++++ LISTED RECORDS ++++

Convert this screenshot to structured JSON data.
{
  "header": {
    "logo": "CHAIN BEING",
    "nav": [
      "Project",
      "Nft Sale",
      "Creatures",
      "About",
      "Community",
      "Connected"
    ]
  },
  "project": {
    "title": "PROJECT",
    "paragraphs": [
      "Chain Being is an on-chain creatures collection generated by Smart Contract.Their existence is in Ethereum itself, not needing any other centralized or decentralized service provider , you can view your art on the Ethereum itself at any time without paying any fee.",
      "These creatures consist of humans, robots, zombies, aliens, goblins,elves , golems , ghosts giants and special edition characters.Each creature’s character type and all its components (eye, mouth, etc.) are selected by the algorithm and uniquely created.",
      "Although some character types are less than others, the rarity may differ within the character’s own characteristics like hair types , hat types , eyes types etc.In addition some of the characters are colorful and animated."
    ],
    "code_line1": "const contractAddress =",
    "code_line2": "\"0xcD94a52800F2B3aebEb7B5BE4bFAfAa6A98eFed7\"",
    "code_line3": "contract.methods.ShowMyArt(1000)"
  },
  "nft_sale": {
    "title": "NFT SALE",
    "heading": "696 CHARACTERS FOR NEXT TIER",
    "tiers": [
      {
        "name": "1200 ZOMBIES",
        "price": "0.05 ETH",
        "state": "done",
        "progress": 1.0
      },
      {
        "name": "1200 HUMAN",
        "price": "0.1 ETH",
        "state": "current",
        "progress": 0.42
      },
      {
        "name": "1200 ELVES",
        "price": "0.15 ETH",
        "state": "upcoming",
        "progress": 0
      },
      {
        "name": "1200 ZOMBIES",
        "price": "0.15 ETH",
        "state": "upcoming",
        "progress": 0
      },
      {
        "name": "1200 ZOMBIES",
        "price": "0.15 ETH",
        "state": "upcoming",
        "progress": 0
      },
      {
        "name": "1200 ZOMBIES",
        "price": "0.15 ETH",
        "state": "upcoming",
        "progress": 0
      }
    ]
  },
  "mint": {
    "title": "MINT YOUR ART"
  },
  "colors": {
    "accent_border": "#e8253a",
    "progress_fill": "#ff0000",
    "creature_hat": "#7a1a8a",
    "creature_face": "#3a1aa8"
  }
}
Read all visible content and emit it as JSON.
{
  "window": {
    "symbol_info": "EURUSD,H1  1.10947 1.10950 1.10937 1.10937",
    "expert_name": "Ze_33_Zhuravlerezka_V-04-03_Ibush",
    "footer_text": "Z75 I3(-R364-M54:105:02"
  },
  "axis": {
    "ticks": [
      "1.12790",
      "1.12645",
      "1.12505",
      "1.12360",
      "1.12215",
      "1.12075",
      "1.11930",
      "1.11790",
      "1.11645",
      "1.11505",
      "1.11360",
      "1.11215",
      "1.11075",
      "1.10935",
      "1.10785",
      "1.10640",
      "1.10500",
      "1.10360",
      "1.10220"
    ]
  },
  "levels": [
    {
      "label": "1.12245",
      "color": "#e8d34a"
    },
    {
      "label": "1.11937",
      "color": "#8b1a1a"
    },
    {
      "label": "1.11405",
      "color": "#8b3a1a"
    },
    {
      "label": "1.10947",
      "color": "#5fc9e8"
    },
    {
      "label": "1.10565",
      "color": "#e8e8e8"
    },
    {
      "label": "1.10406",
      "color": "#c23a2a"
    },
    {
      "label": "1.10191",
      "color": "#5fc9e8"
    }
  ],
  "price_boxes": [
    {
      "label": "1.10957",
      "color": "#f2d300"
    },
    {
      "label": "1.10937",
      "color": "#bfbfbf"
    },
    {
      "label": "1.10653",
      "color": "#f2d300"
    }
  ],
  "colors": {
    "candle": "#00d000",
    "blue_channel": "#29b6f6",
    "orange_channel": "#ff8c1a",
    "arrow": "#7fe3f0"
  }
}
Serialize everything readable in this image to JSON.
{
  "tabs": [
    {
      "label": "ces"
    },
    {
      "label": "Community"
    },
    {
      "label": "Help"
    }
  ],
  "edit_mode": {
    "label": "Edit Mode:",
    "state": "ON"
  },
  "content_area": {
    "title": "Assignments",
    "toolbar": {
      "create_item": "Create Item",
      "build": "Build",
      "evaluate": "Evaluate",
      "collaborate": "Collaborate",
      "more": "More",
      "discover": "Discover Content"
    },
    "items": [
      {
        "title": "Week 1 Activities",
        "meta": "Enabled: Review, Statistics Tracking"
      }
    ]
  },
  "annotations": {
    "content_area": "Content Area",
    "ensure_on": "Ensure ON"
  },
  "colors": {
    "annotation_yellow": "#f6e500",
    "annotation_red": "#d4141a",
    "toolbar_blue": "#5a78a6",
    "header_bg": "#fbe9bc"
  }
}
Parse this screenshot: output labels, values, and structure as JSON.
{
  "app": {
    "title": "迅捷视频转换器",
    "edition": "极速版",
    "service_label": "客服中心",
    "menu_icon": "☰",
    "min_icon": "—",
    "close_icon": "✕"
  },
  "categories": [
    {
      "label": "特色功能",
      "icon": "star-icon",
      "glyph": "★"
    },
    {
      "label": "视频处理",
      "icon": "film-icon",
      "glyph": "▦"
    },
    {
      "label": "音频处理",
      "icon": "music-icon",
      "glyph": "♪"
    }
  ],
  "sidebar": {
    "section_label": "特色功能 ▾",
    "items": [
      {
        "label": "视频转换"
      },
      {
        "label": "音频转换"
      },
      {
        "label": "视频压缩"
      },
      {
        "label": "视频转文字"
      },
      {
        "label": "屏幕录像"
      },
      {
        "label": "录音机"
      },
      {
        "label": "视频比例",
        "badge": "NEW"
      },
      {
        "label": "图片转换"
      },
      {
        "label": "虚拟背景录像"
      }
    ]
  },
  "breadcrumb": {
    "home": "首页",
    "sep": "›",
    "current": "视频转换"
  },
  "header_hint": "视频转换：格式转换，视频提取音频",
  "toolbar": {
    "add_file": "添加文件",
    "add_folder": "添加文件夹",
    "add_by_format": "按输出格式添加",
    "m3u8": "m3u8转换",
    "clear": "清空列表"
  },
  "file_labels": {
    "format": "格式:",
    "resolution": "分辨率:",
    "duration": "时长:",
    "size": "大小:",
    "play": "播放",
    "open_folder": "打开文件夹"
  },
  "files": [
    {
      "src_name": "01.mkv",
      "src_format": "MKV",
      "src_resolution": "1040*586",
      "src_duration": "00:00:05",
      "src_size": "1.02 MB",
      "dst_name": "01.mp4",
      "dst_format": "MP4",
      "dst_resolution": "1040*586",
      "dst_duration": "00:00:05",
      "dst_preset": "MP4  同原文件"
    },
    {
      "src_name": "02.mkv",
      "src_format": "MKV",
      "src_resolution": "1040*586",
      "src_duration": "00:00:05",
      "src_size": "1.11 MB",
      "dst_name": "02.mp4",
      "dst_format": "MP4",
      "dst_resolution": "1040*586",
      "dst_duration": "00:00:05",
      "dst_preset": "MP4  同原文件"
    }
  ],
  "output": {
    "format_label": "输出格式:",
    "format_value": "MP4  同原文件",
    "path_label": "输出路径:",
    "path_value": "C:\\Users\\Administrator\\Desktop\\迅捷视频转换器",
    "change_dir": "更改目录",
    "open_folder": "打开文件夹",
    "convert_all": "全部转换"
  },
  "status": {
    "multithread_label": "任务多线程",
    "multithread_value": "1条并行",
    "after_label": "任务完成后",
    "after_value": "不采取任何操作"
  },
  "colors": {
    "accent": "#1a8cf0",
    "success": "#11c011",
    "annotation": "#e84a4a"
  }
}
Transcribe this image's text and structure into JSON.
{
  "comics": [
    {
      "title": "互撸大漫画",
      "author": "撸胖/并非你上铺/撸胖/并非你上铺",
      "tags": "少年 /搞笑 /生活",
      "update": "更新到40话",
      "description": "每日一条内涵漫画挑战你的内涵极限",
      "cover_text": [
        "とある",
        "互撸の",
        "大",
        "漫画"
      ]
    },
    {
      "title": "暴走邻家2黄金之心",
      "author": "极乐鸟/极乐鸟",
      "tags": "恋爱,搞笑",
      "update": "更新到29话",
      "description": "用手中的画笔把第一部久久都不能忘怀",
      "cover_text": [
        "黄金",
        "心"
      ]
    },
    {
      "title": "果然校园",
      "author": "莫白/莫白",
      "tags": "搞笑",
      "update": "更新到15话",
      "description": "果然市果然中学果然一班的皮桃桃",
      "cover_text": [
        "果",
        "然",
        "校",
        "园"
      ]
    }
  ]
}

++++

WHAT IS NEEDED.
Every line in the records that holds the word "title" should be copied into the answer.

RESPONSE TO THIS TASK.
    "title": "PROJECT",
    "title": "NFT SALE",
    "title": "MINT YOUR ART"
    "title": "Assignments",
        "title": "Week 1 Activities",
    "title": "迅捷视频转换器",
      "title": "互撸大漫画",
      "title": "暴走邻家2黄金之心",
      "title": "果然校园",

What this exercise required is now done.